Despite it all, Roberto is optimistic. He notes Italy's middle is free from the Mafia and this is a main reason he lives in Tortoreto. He hopes that things will change "perhaps it will take as little as a generation" but he does not seem himself convinced. We wave "arrivederci!" I hope our paths cross again.

Madeleine brings her cork-man to the beach, which she made last night at the dinner table with the wine cork and toothpicks.
Madeleine: "Do you like him more, or less, with a hat?"
Me: "With." (she puts a bottle cap on its head)
Madeleine: "You know it is actually more fun to make something without spending money."
Me: "Since when? Like yesterday?"
Madeleine, indignantly: "No."
Me: "But you love to spend your dough. It burns a hole in your pocket."
Madeleine: "Well, not all the time. It's hard not so spend your money when you're at a place you have never been before."
Me: "On what?"
Madeleine: "Souvenirs" (she gives me a look like I am crazy for not knowing)

Mediterannean Sunset

Hotel Capitano is one block from the beach. Sonnet tells me -- and not surprisingly -- there has been a lot of development since she was here last. The beach front where we are mostly the same but behind us, towards the hills, there are new stucco condominiums in various colours; Roberto points out, horror, a grocery store. This is a small vacation town and not much more to it than that, really.

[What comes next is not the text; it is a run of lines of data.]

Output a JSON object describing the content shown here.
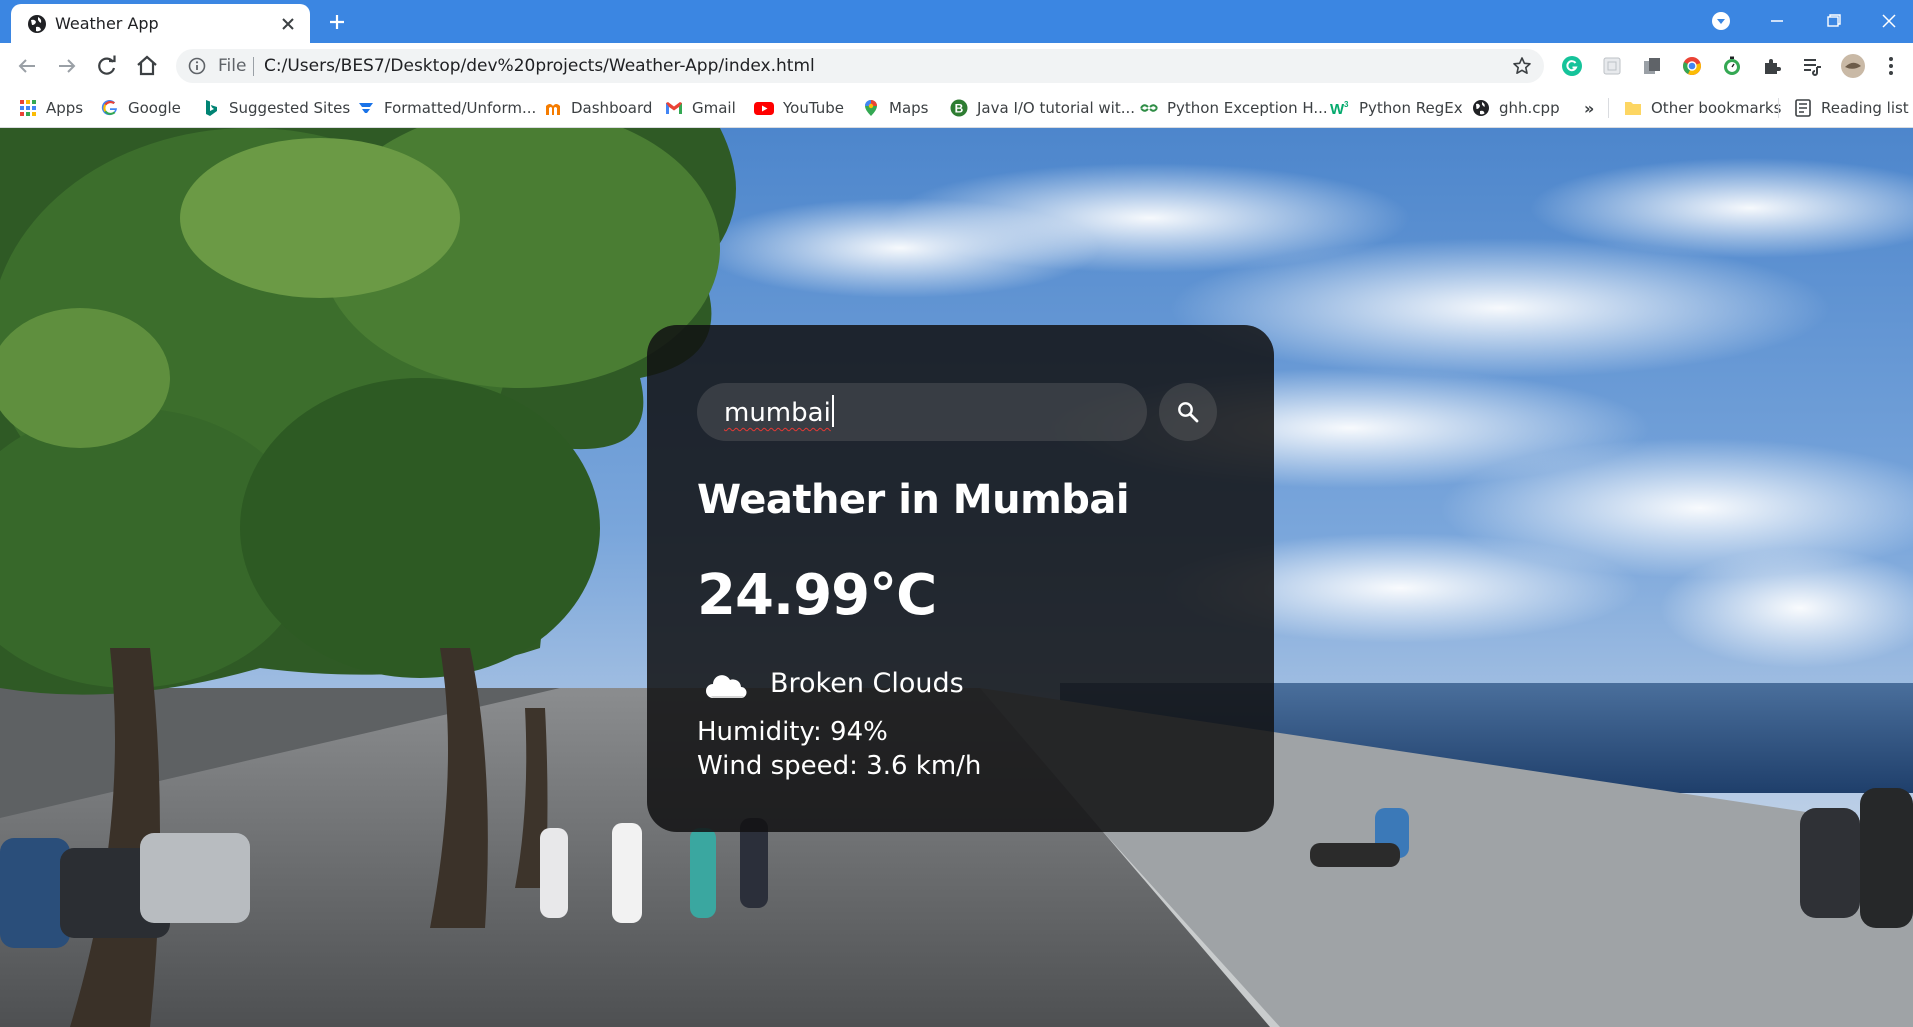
{
  "browser": {
    "tab_title": "Weather App",
    "address": {
      "scheme_label": "File",
      "url": "C:/Users/BES7/Desktop/dev%20projects/Weather-App/index.html"
    },
    "bookmarks": [
      {
        "label": "Apps",
        "icon": "apps-grid-icon"
      },
      {
        "label": "Google",
        "icon": "google-icon"
      },
      {
        "label": "Suggested Sites",
        "icon": "bing-icon"
      },
      {
        "label": "Formatted/Unform...",
        "icon": "bookmark-icon"
      },
      {
        "label": "Dashboard",
        "icon": "dashboard-icon"
      },
      {
        "label": "Gmail",
        "icon": "gmail-icon"
      },
      {
        "label": "YouTube",
        "icon": "youtube-icon"
      },
      {
        "label": "Maps",
        "icon": "maps-pin-icon"
      },
      {
        "label": "Java I/O tutorial wit...",
        "icon": "java-icon"
      },
      {
        "label": "Python Exception H...",
        "icon": "gfg-icon"
      },
      {
        "label": "Python RegEx",
        "icon": "w3schools-icon"
      },
      {
        "label": "ghh.cpp",
        "icon": "globe-icon"
      }
    ],
    "overflow_label": "»",
    "other_bookmarks": "Other bookmarks",
    "reading_list": "Reading list"
  },
  "weather": {
    "search_value": "mumbai",
    "heading": "Weather in Mumbai",
    "temperature": "24.99°C",
    "description": "Broken Clouds",
    "humidity": "Humidity: 94%",
    "wind": "Wind speed: 3.6 km/h"
  },
  "colors": {
    "tabstrip": "#3b86e2",
    "card": "#111113",
    "text": "#ffffff"
  }
}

An ancient railway separates the old town from the new and the train's whistle a nice reminder of the evening's hour. Yesterday we are treated to an afternoon cooling shower+rainbow then a beautiful sunset, pictured. We enjoy our last night at a small family pizzeria: Sonnet orders one with gorgonzola with radichio, another with potatoes with rosemary and a third with capers, tuna and tomatoe sauce - washed down with two large bottles of Moretti beer. I eat so much I am nearly sick. The kids stick to their salami pepperoni. Madeleine coos "the best pizza I ever had."

Sonnet: "I think I saw a German family on the beach."
Eitan: "Could you tell because they were wearing socks with their sandals?"

Sonnet asks Eitan to call Madeleine to dinner, which he does at the top of his longs.
Sonnet: "I could have done that."
Eitan: "But you didn't."
Me: "Fair point."

Tuesday, July 27

On Being A Teenager

Over breakfast: what do you kids want be like when you are teenagers?

Eitan: "I want to be like Alex Rider" (from the "Alex Rider" series; sort of like the Hardy Boys)
Me: "Why?"
Eitan: "I don't know. Because he's sporty and doesn't take drugs. Plus he is quite calm under pressure. And he is 14."
Madeleine: "I don't ever want to take drugs or go to 'Fat Sam's every day."
Me: "Fat Sam's?"
Madeleine: "The chicken place (in Sheen). It's called 'Sam's' but I call it 'Fat Sam's.' Billy's sisters go there every day."
Me: "Are they fat?"
Eitan: "Uh, y-e-ah."
Sonnet: "Sam's does not count as food."
Me: "Anything else about being a teenager?"
Together: "No."

Eitan: "Are you going to do anything interesting?"
Me: "Do I ever do anything interesting?"
Eitan: "Well, no."
Me: "Not even when I am being goofy?"
Eitan: "That's just being goofy."
Me: "How about when I am telling a story?"
Eitan: "Can we just go?"